In terms of clinical implications, the results of this systematic review suggest that nurses should assess which patients are most vulnerable to falls and consider types of exercise interventions in older people. Nurses should also evaluate risk factors of falls, and implement customized, combined interventions that include exercise programs tailored to address individual risk factors for falls. In addition, evidence suggests that longer follow-up period after interventions results in significant reduction in falls (Sherrington et al., 2008). Further research is necessary to identify optimal follow-ups for nurses to design and implement exercise interventions for preventing falls in future programs. Also, future research should develop more detailed and tailored descriptions to allow appropriate implementation and evaluate the cost effectiveness of exercise interventions for older people residing in care facilities.
This study has some limitations. First, we could not avoid the methodological limitations inherent to meta-analyses, which for the current study included heterogeneousness in terms of the amount and intensity of exercise, sample size, gender, participant condition, and level of care facilities, indicating that the results should be interpreted cautiously. Second, we did not have access to participant data and could not estimate the effects of exercise interventions on individual participants; we thus characterized individuals based on trial-level characteristics.
This meta-analysis found that exercise interventions effectively reduce falls in older people and identified important types of exercise interventions. The evidence supports the importance of balance training for fall prevention and the need to combine exercise programs with other fall interventions.
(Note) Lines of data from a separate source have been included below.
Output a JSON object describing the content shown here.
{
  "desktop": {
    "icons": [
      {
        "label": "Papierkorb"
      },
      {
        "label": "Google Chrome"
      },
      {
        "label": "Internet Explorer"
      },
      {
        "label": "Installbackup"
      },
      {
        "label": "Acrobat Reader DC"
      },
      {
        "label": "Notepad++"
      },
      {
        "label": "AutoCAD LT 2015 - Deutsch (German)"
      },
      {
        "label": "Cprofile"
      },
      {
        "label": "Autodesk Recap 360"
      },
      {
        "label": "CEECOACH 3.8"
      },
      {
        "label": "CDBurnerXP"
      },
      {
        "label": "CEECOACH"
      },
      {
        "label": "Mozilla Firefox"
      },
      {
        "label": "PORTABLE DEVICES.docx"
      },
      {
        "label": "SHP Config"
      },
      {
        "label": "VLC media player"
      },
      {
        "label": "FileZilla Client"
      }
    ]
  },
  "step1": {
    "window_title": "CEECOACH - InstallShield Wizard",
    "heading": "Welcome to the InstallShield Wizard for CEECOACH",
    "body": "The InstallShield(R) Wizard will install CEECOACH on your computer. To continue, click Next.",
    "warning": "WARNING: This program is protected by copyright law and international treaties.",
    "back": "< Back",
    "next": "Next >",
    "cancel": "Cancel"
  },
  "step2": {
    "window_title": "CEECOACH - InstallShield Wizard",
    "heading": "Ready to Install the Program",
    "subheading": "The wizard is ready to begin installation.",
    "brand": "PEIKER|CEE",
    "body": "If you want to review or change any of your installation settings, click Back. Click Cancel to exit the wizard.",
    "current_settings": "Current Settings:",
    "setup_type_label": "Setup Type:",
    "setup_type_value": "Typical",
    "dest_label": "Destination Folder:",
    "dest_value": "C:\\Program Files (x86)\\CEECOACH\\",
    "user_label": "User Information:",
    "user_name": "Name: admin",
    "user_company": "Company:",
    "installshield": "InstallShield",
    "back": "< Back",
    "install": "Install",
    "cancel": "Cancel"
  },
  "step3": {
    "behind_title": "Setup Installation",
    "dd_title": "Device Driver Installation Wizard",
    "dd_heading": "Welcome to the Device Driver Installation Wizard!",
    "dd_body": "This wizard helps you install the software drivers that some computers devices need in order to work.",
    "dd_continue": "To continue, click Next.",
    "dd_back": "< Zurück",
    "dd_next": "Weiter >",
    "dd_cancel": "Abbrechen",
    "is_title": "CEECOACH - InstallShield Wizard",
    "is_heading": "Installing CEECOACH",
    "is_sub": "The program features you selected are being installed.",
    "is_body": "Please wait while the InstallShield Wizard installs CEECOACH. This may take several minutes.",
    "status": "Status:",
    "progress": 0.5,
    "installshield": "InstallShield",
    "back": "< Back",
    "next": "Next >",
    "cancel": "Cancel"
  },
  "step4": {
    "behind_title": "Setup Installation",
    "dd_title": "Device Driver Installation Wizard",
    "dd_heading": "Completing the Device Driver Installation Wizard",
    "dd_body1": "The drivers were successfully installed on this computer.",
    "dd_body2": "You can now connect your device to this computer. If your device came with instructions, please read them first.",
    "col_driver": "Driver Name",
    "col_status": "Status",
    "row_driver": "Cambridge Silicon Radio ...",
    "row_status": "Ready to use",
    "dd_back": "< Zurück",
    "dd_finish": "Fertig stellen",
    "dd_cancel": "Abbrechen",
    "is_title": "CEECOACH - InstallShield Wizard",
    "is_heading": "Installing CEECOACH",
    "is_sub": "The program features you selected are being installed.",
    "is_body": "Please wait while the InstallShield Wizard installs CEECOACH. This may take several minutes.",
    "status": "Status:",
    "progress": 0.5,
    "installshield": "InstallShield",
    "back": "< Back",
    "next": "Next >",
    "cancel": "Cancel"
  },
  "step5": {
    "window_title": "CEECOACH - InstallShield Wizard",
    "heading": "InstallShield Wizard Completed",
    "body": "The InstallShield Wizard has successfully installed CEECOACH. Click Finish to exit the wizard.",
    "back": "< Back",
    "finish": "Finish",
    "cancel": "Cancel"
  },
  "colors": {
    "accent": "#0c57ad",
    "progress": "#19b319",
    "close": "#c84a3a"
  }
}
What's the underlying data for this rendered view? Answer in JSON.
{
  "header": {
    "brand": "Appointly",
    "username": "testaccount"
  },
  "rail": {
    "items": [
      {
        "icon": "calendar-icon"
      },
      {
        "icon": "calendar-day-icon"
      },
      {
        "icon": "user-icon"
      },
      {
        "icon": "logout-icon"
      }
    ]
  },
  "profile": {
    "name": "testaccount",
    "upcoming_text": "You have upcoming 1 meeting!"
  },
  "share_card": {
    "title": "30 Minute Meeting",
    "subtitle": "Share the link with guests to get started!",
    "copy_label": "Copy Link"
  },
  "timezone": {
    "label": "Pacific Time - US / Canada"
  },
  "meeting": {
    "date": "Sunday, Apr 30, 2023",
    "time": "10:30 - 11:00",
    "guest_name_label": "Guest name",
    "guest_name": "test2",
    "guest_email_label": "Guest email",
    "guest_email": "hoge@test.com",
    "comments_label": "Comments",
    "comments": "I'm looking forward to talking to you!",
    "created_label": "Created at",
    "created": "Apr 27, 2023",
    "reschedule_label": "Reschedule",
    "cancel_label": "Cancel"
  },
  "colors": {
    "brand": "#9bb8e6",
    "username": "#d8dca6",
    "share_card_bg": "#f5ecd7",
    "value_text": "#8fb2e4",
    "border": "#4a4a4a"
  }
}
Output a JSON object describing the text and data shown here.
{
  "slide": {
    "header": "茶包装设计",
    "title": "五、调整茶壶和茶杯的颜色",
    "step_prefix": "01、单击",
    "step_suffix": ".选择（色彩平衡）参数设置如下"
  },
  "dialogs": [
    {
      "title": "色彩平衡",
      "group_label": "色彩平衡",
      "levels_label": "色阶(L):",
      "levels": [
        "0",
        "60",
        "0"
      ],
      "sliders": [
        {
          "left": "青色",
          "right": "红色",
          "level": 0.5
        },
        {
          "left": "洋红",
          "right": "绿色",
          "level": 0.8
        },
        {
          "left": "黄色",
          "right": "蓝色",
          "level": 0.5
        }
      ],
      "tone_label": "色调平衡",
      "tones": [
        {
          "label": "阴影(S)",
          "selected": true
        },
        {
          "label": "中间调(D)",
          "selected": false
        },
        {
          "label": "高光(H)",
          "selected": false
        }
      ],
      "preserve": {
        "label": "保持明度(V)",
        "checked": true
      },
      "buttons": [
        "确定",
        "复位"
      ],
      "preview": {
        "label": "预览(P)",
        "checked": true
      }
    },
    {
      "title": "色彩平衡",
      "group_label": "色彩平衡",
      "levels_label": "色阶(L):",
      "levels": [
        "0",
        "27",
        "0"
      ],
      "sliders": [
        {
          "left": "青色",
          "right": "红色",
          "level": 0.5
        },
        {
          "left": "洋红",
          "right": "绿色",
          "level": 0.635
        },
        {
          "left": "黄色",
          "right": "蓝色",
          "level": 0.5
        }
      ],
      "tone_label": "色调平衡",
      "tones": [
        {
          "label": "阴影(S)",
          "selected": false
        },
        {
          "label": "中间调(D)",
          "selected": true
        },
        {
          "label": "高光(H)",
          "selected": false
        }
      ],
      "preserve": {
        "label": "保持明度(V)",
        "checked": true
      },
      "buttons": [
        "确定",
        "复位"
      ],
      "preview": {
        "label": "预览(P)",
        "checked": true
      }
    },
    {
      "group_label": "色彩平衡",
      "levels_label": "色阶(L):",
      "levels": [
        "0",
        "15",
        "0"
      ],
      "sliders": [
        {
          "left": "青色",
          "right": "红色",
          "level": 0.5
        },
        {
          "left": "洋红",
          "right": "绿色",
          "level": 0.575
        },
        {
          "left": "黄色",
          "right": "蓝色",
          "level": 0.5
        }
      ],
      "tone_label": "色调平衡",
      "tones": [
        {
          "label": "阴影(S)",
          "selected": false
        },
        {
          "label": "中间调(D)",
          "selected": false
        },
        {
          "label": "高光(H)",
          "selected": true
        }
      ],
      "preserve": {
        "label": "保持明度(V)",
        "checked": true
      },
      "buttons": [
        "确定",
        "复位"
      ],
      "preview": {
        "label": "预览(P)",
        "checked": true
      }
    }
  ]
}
This review provides preliminary support for developing effective protocols for exercise interventions among older people living in residential or nursing care facilities.